Meatballs are popular in many cultures, and Tony was surprised to discover that they are a common food in the Norwegian diet. The more he researched, the more determined he was to get the recipe right. And, if the reactions from the mostly-Scandinavian crowd at Norsk Høstfest were any indication, he succeeded.
The meatballs alone were delicious, but it’s the sauce that really makes them special. Tony knew this as he was crafting his recipe, and he spent a good deal of time working on the balance of ingredients and perfecting the texture. I loved the final version: immensely comforting, this gravy is silky smooth, not too thick, with a lovely light brown color and savory aroma.
Gio and Tony’s Norwegian Meatballs are easy to make, utterly delicious and authentically Norwegian. They will make their family debut on our Christmas Eve buffet this year, and I know that my proud Norwegian Grandpa Don would definitely approve. Vær så god!
Gio and Tony’s Norwegian Meatballs
1 pound ground beef, 85 percent lean
½ cup whole milk
1 yellow onion, finely chopped
1 cup panko (Japanese-style) breadcrumbs (or plain breadcrumbs)
½ teaspoon ground nutmeg
½ teaspoon ground allspice
½ teaspoon ground ginger
1 ½ teaspoon kosher salt
1 teaspoon ground black pepper
1 cup canola oil

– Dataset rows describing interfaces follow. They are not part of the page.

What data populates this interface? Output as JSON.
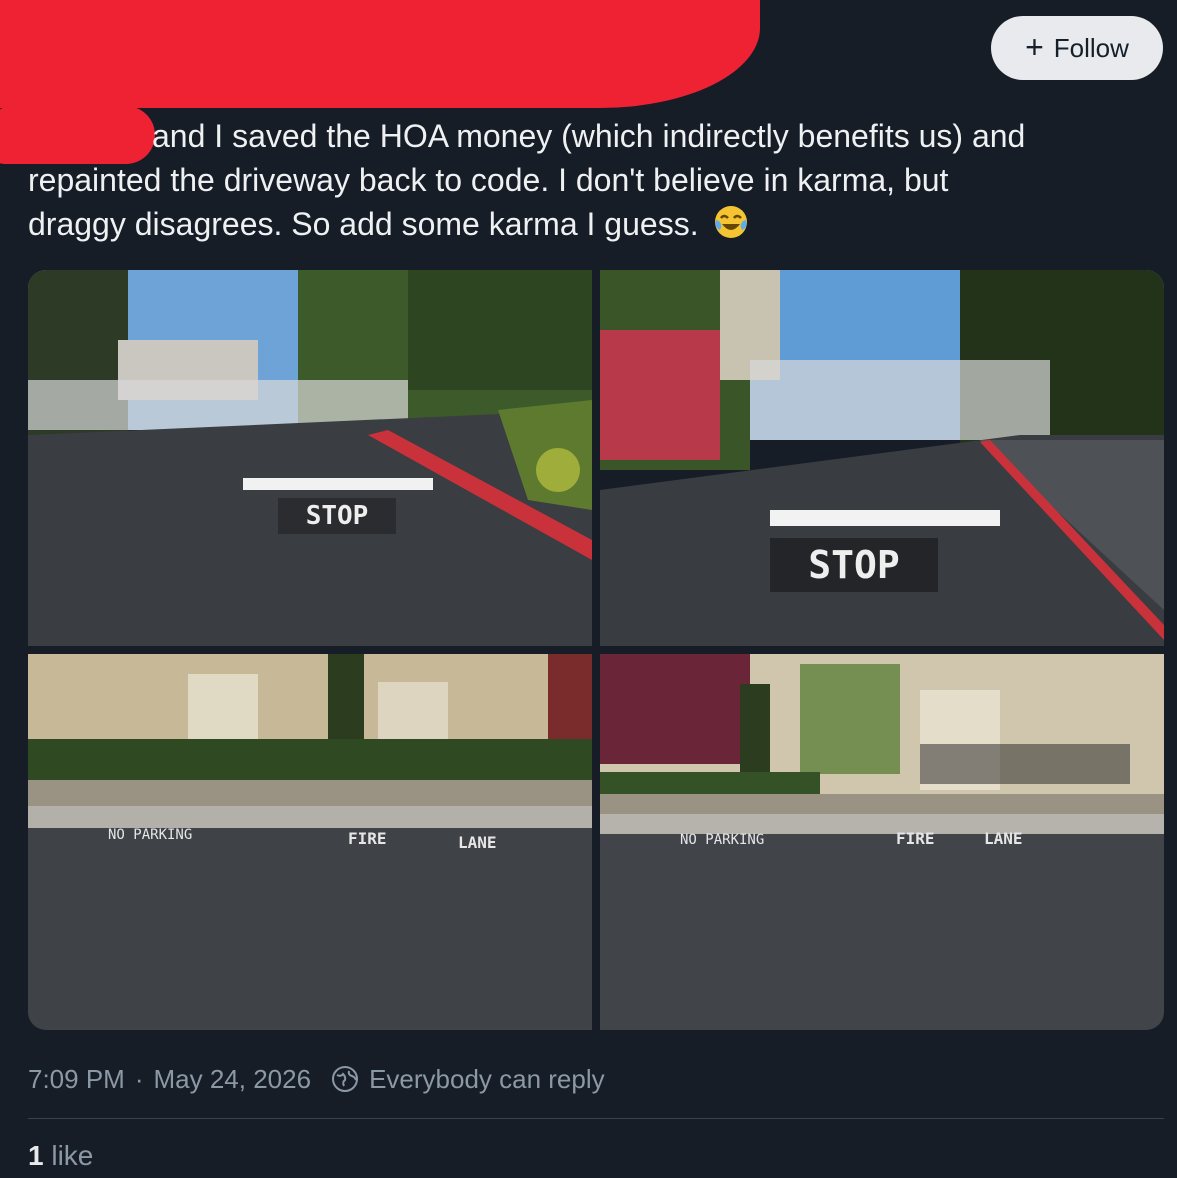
{
  "header": {
    "follow_label": "Follow"
  },
  "post": {
    "text_line1": "and I saved the HOA money (which indirectly benefits us) and",
    "text_line2": "repainted the driveway back to code. I don't believe in karma, but",
    "text_line3": "draggy disagrees. So add some karma I guess.",
    "emoji": "face-with-tears-of-joy",
    "images": [
      {
        "road_text": "STOP"
      },
      {
        "road_text": "STOP"
      },
      {
        "road_text_left": "NO PARKING",
        "road_text_mid": "FIRE",
        "road_text_right": "LANE"
      },
      {
        "road_text_left": "NO PARKING",
        "road_text_mid": "FIRE",
        "road_text_right": "LANE"
      }
    ]
  },
  "meta": {
    "time": "7:09 PM",
    "separator": "·",
    "date": "May 24, 2026",
    "reply_setting": "Everybody can reply"
  },
  "stats": {
    "like_count": "1",
    "like_label": "like"
  },
  "colors": {
    "background": "#161d27",
    "redaction": "#ee2233",
    "follow_bg": "#e8eaed"
  }
}
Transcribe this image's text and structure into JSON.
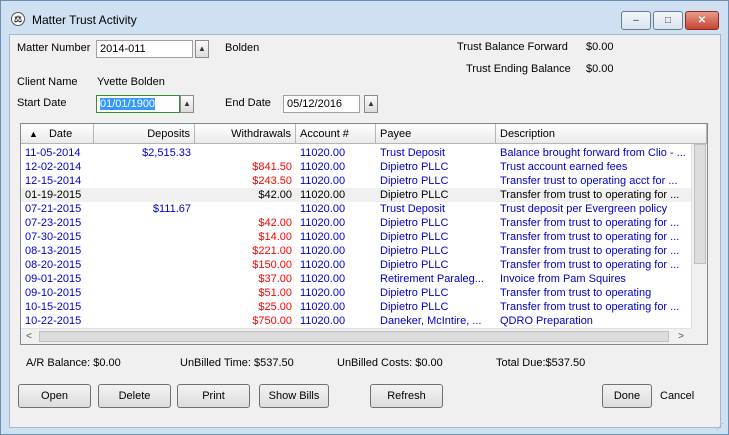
{
  "window": {
    "title": "Matter Trust Activity",
    "icon_name": "app-logo-icon",
    "minimize": "▭",
    "maximize": "□",
    "close": "✕"
  },
  "form": {
    "matter_number_label": "Matter Number",
    "matter_number_value": "2014-011",
    "matter_name": "Bolden",
    "client_name_label": "Client Name",
    "client_name_value": "Yvette Bolden",
    "start_date_label": "Start Date",
    "start_date_value": "01/01/1900",
    "end_date_label": "End Date",
    "end_date_value": "05/12/2016",
    "tb_forward_label": "Trust Balance Forward",
    "tb_forward_value": "$0.00",
    "tb_ending_label": "Trust Ending Balance",
    "tb_ending_value": "$0.00"
  },
  "table": {
    "sort_indicator": "▲",
    "columns": [
      "Date",
      "Deposits",
      "Withdrawals",
      "Account #",
      "Payee",
      "Description"
    ],
    "rows": [
      {
        "date": "11-05-2014",
        "deposits": "$2,515.33",
        "withdrawals": "",
        "account": "11020.00",
        "payee": "Trust Deposit",
        "description": "Balance brought forward from Clio - ...",
        "style": "blue"
      },
      {
        "date": "12-02-2014",
        "deposits": "",
        "withdrawals": "$841.50",
        "account": "11020.00",
        "payee": "Dipietro PLLC",
        "description": "Trust account earned fees",
        "style": "blue"
      },
      {
        "date": "12-15-2014",
        "deposits": "",
        "withdrawals": "$243.50",
        "account": "11020.00",
        "payee": "Dipietro PLLC",
        "description": "Transfer trust to operating acct for ...",
        "style": "blue"
      },
      {
        "date": "01-19-2015",
        "deposits": "",
        "withdrawals": "$42.00",
        "account": "11020.00",
        "payee": "Dipietro PLLC",
        "description": "Transfer from trust to operating for ...",
        "style": "black"
      },
      {
        "date": "07-21-2015",
        "deposits": "$111.67",
        "withdrawals": "",
        "account": "11020.00",
        "payee": "Trust Deposit",
        "description": "Trust deposit per Evergreen policy",
        "style": "blue"
      },
      {
        "date": "07-23-2015",
        "deposits": "",
        "withdrawals": "$42.00",
        "account": "11020.00",
        "payee": "Dipietro PLLC",
        "description": "Transfer from trust to operating for ...",
        "style": "blue"
      },
      {
        "date": "07-30-2015",
        "deposits": "",
        "withdrawals": "$14.00",
        "account": "11020.00",
        "payee": "Dipietro PLLC",
        "description": "Transfer from trust to operating for ...",
        "style": "blue"
      },
      {
        "date": "08-13-2015",
        "deposits": "",
        "withdrawals": "$221.00",
        "account": "11020.00",
        "payee": "Dipietro PLLC",
        "description": "Transfer from trust to operating for ...",
        "style": "blue"
      },
      {
        "date": "08-20-2015",
        "deposits": "",
        "withdrawals": "$150.00",
        "account": "11020.00",
        "payee": "Dipietro PLLC",
        "description": "Transfer from trust to operating for ...",
        "style": "blue"
      },
      {
        "date": "09-01-2015",
        "deposits": "",
        "withdrawals": "$37.00",
        "account": "11020.00",
        "payee": "Retirement Paraleg...",
        "description": "Invoice from Pam Squires",
        "style": "blue"
      },
      {
        "date": "09-10-2015",
        "deposits": "",
        "withdrawals": "$51.00",
        "account": "11020.00",
        "payee": "Dipietro PLLC",
        "description": "Transfer from trust to operating",
        "style": "blue"
      },
      {
        "date": "10-15-2015",
        "deposits": "",
        "withdrawals": "$25.00",
        "account": "11020.00",
        "payee": "Dipietro PLLC",
        "description": "Transfer from trust to operating for ...",
        "style": "blue"
      },
      {
        "date": "10-22-2015",
        "deposits": "",
        "withdrawals": "$750.00",
        "account": "11020.00",
        "payee": "Daneker, McIntire, ...",
        "description": "QDRO Preparation",
        "style": "blue"
      }
    ]
  },
  "summary": {
    "ar_balance": "A/R Balance: $0.00",
    "unbilled_time": "UnBilled Time: $537.50",
    "unbilled_costs": "UnBilled Costs: $0.00",
    "total_due": "Total Due:$537.50"
  },
  "buttons": {
    "open": "Open",
    "delete": "Delete",
    "print": "Print",
    "show_bills": "Show Bills",
    "refresh": "Refresh",
    "done": "Done",
    "cancel": "Cancel"
  },
  "colors": {
    "blue_text": "#0000cc",
    "red_text": "#ff0000",
    "black_text": "#000000"
  }
}
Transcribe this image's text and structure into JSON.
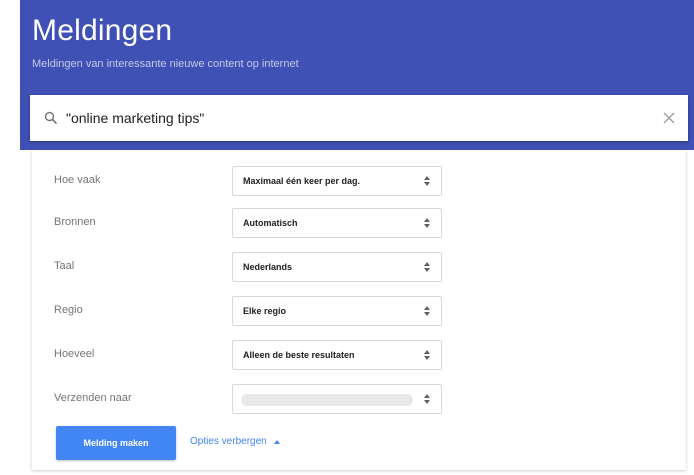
{
  "header": {
    "title": "Meldingen",
    "subtitle": "Meldingen van interessante nieuwe content op internet"
  },
  "search": {
    "query": "\"online marketing tips\""
  },
  "options": [
    {
      "label": "Hoe vaak",
      "value": "Maximaal één keer per dag."
    },
    {
      "label": "Bronnen",
      "value": "Automatisch"
    },
    {
      "label": "Taal",
      "value": "Nederlands"
    },
    {
      "label": "Regio",
      "value": "Elke regio"
    },
    {
      "label": "Hoeveel",
      "value": "Alleen de beste resultaten"
    },
    {
      "label": "Verzenden naar",
      "value": ""
    }
  ],
  "actions": {
    "create_label": "Melding maken",
    "hide_options_label": "Opties verbergen"
  },
  "colors": {
    "header_bg": "#3f51b5",
    "primary_button": "#4285f4",
    "link": "#4285f4"
  }
}
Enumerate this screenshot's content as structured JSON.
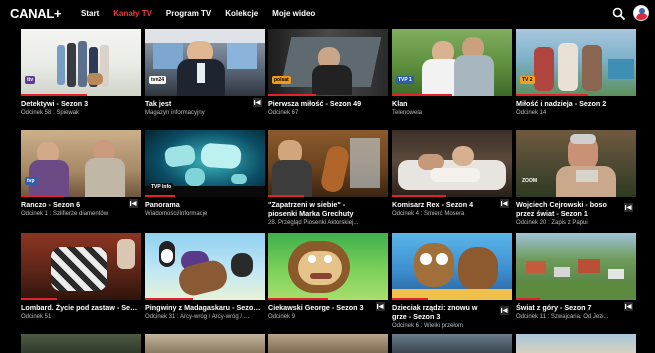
{
  "header": {
    "logo": "CANAL+",
    "nav": [
      {
        "label": "Start",
        "active": false
      },
      {
        "label": "Kanały TV",
        "active": true
      },
      {
        "label": "Program TV",
        "active": false
      },
      {
        "label": "Kolekcje",
        "active": false
      },
      {
        "label": "Moje wideo",
        "active": false
      }
    ],
    "search_icon": "search-icon",
    "avatar_icon": "profile-avatar"
  },
  "colors": {
    "accent": "#e3232b",
    "nav_active": "#e53a3a",
    "subtitle": "#bdbdbd",
    "background": "#000000"
  },
  "rows": [
    [
      {
        "title": "Detektywi - Sezon 3",
        "subtitle": "Odcinek 58 : Śpiewak",
        "channel": "ttv",
        "progress": 0.55,
        "restart": false
      },
      {
        "title": "Tak jest",
        "subtitle": "Magazyn informacyjny",
        "channel": "tvn24",
        "progress": 0,
        "restart": true
      },
      {
        "title": "Pierwsza miłość - Sezon 49",
        "subtitle": "Odcinek 67",
        "channel": "polsat",
        "progress": 0.4,
        "restart": false
      },
      {
        "title": "Klan",
        "subtitle": "Telenowela",
        "channel": "TVP 1",
        "progress": 0.5,
        "restart": false
      },
      {
        "title": "Miłość i nadzieja - Sezon 2",
        "subtitle": "Odcinek 14",
        "channel": "TV 2",
        "progress": 0.6,
        "restart": false
      }
    ],
    [
      {
        "title": "Ranczo - Sezon 6",
        "subtitle": "Odcinek 1 : Szlifierze diamentów",
        "channel": "tvp",
        "progress": 0.35,
        "restart": true
      },
      {
        "title": "Panorama",
        "subtitle": "Wiadomości/Informacje",
        "channel": "TVP Info",
        "progress": 0.25,
        "restart": false
      },
      {
        "title": "\"Zapatrzeni w siebie\" - piosenki Marka Grechuty",
        "subtitle": "28. Przegląd Piosenki Aktorskiej...",
        "channel": "",
        "progress": 0.3,
        "restart": false
      },
      {
        "title": "Komisarz Rex - Sezon 4",
        "subtitle": "Odcinek 4 : Śmierć Mosera",
        "channel": "",
        "progress": 0.45,
        "restart": true
      },
      {
        "title": "Wojciech Cejrowski - boso przez świat - Sezon 1",
        "subtitle": "Odcinek 20 : Zapis z Papui",
        "channel": "ZOOM",
        "progress": 0,
        "restart": true
      }
    ],
    [
      {
        "title": "Lombard. Życie pod zastaw - Sezon 16",
        "subtitle": "Odcinek 51",
        "channel": "",
        "progress": 0.3,
        "restart": false
      },
      {
        "title": "Pingwiny z Madagaskaru - Sezon 2",
        "subtitle": "Odcinek 31 : Arcy-wróg / Arcy-wróg / Wiele...",
        "channel": "",
        "progress": 0.4,
        "restart": false
      },
      {
        "title": "Ciekawski George - Sezon 3",
        "subtitle": "Odcinek 9",
        "channel": "",
        "progress": 0.5,
        "restart": true
      },
      {
        "title": "Dzieciak rządzi: znowu w grze - Sezon 3",
        "subtitle": "Odcinek 6 : Wielki przełom",
        "channel": "",
        "progress": 0.3,
        "restart": true
      },
      {
        "title": "Świat z góry - Sezon 7",
        "subtitle": "Odcinek 11 : Szwajcaria. Od Jezi...",
        "channel": "",
        "progress": 0.2,
        "restart": true
      }
    ]
  ]
}
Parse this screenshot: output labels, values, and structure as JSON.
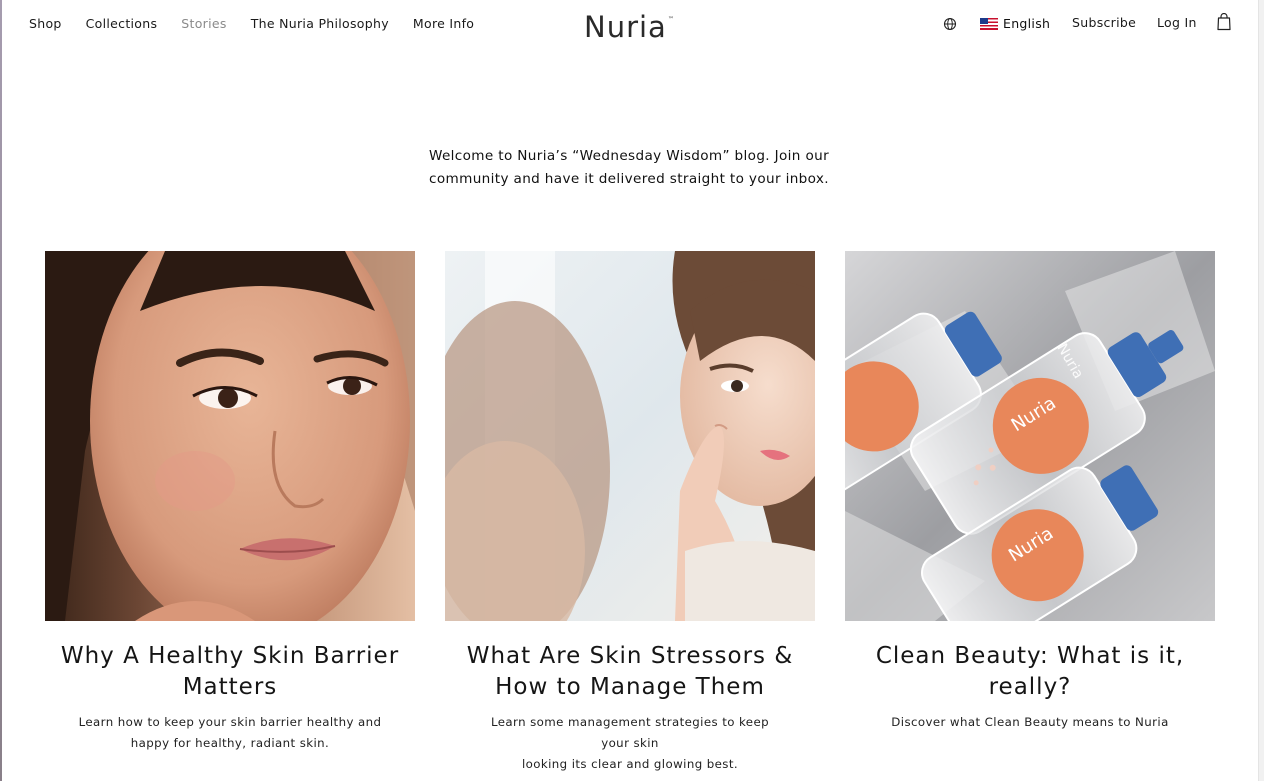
{
  "nav": {
    "items": [
      {
        "label": "Shop"
      },
      {
        "label": "Collections"
      },
      {
        "label": "Stories"
      },
      {
        "label": "The Nuria Philosophy"
      },
      {
        "label": "More Info"
      }
    ],
    "active": "Stories"
  },
  "brand": {
    "name": "Nuria",
    "tm": "™"
  },
  "header_right": {
    "language": "English",
    "subscribe": "Subscribe",
    "login": "Log In",
    "icons": [
      "globe-icon",
      "us-flag-icon",
      "cart-icon"
    ]
  },
  "intro": {
    "line1": "Welcome to Nuria’s “Wednesday Wisdom” blog. Join our",
    "line2": "community and have it delivered straight to your inbox."
  },
  "articles": [
    {
      "title_line1": "Why A Healthy Skin Barrier",
      "title_line2": "Matters",
      "desc_line1": "Learn how to keep your skin barrier healthy and",
      "desc_line2": "happy for healthy, radiant skin."
    },
    {
      "title_line1": "What Are Skin Stressors &",
      "title_line2": "How to Manage Them",
      "desc_line1": "Learn some management strategies to keep your skin",
      "desc_line2": "looking its clear and glowing best."
    },
    {
      "title_line1": "Clean Beauty: What is it,",
      "title_line2": "really?",
      "desc_line1": "Discover what Clean Beauty means to Nuria",
      "desc_line2": ""
    }
  ],
  "bottle_labels": [
    "Nuria",
    "Nuria",
    "Nuria"
  ],
  "colors": {
    "accent_orange": "#e8875a",
    "cap_blue": "#3f6fb5",
    "text": "#111111",
    "muted_nav": "#8a8a8a"
  }
}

Preheat oven to 400 degrees.
In a large bowl, mix the breadcrumbs and milk together until combined. Add the ground beef, egg, onions and spices and use your hands to mix them together. Season with salt and pepper and mix again until ingredients are incorporated.
Shape the meatballs to desired size (we recommend making balls 1 inch in diameter, which makes about 30 meatballs). Heat the oil in a saute pan over medium heat and cook the meatballs until browned on all sides.
Place the meatballs on a sheet pan lined with parchment paper or aluminum foil and bake in a 400-degree oven for about 10 minutes to finish cooking.
2 cups beef broth
¼ cup heavy cream
2 tablespoons roux
1 pinch kosher salt
1 pinch black pepper
Place beef broth in a sauce pot and cook over medium-high heat. Once the broth starts to boil add the roux and whisk until broth thickens to a sauce consistency. Finish by adding cream and season with salt and pepper. Add the meatballs to the sauce and cook for another 5 minutes. Serve and enjoy!
- Mix the meatball mixture by hand for at least five minutes to enhance the texture and bind the ingredients together.
- For a gluten-free version, use a slurry of 2 tablespoons corn starch and 2 tablespoons water instead of the roux to thicken the gravy. Omit the breadcrumbs in the meatball mixture and mix the meat for a few more minutes.